CC: And I know we're going to list a lot of those resources on the website as well, Alana. And that lifelong learning, I think, is such a positive and something that teachers really have to look at that professional learning. And I'm going to give a shout out to our Faculty of Education Library as well. Brenda Reed there does an incredible job, like you said. And the great thing is it's available to all teachers at Limestone District School Board. They have access to the faculty library.

AB: So I sort of forgot about our unions or our professional unions. There is a lot of great things that are in there as well. Yeah, I wanted to absolutely give a shout out to Brenda. I just saw her yesterday because I was just in there. And I was just, she has a nice, really nice Black History Month display now. But she is just an amazing resource on a personal level. And then the Education Library also is a wonderful resource. So I would say that I would also encourage anyone to visit the Education Library. You'll get a warm reception. And the librarians there, in addition to Brenda Reed, they're also they're all amazing. So that's that's I'm glad you mentioned that. Please. You know, let's not forget that Brenda and the library, because she does such an amazing job.

CC: She sure does. Now, you've sort of answered this question, but I'm going to say it again, or say it for the first time. A tradition of our podcast is to ask one final question, and that is the same for all of our guests. And that is, what is a one sentence advice that you would give to teachers, new or old, about bringing equity into the classroom?

AB: Okay. Yeah, that is a challenge. I'll tell you, Chris, that's a challenge. I'm glad you gave it to me in advance because I think I would have really struggled because I have so much to say about that. So trying to capture it in one sentence is challenging, but I think I'm going to try. Here's my effort here. Here's my attempt. This is my attempt. Equity is not an add-on, but a critical element of teaching. That's what I'd like to say. Equity is not an add-on, but a critical element of teaching.

CC: Wow, I like that. Very good. We're going to post that somewhere and write in bold. That is wonderful. Alana, I've learned so much. I've got two pages of notes here. So that's the part of my lifelong learning. I want to thank you so much for sharing your time, your research and your ideas with us today. These classroom challenges of inequities and racial and these type of comments are not going away. And as teachers, we need to find the tools, the professional development to help us change that narrative of this ongoing story. And I really appreciate and our listeners will appreciate all the information that you have given to us. And I really encourage them also to take a look at the resource page because you're going to be providing us with some information there. So, Alana, thank you so much for your time again today. I really appreciate it. Thank you for inviting me. It was an honour. I'm so excited because you produce a wonderful podcast.

CC: So thank you, Chris, for the work that you do, as well as the amazing teaching that you do in our faculty. You also contribute so much here, and I'm always excited to hear about new things in your area.

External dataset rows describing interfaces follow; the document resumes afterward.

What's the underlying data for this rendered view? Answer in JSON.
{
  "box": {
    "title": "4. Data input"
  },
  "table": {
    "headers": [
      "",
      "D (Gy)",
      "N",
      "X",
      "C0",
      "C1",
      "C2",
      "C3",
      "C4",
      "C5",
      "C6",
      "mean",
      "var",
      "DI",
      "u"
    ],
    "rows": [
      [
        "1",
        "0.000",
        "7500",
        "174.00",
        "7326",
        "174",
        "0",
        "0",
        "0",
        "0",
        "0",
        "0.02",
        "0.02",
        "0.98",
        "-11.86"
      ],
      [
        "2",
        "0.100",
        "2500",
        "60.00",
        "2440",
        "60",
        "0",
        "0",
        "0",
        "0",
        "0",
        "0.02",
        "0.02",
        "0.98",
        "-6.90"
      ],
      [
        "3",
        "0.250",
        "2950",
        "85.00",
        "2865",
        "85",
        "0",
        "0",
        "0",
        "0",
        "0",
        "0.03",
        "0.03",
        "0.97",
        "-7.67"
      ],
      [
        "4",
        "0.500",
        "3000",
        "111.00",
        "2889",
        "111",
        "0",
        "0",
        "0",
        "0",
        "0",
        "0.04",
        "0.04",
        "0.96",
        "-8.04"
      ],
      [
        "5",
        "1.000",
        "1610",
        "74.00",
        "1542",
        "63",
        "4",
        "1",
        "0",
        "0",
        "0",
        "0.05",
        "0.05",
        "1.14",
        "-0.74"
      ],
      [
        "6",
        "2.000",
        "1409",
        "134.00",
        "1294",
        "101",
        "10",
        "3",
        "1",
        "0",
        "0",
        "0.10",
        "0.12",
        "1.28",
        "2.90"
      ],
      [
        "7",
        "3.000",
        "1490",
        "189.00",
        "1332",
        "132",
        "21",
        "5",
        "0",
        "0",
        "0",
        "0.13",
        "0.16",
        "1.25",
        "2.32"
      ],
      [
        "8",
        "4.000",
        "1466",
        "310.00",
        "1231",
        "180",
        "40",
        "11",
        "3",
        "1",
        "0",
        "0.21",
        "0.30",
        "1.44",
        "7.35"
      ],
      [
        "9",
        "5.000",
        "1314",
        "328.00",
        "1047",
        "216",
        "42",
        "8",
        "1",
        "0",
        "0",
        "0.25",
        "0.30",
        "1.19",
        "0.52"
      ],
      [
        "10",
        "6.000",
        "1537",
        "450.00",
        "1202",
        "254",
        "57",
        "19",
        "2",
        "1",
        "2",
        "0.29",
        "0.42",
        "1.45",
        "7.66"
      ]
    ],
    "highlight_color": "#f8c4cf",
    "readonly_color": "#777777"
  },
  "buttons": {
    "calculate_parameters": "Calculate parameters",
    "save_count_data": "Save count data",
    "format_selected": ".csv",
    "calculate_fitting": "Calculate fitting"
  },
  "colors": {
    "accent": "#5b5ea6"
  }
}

So thank you so much for doing this. Thank you. That does it for much for doing this. Thank you.

CC: That does it for another episode of Popular Podagogy. Again, thank you to our amazing guest, Dr. Alana Butler. Josh, as always, where can our listeners subscribe to make sure they don't miss any of our Popular Podagogy podcasts? Yeah, you can find this podcast on Apple Podcasts, Google Podcasts, Spotify, the Faculty of Education website, and pretty much any other place you get your podcasts. Please don't forget to check our Queen's Faculty of Education website and search for Popular Podagogy for additional resources and information on this important topic. Well, that's it from myself, Chris Carlton, and our incredibly talented and resourceful podcast team of Josh Vine and Aaron York. Stay healthy, stay safe, and stay connected. And we will see you next time for another episode of Popular Podagogy.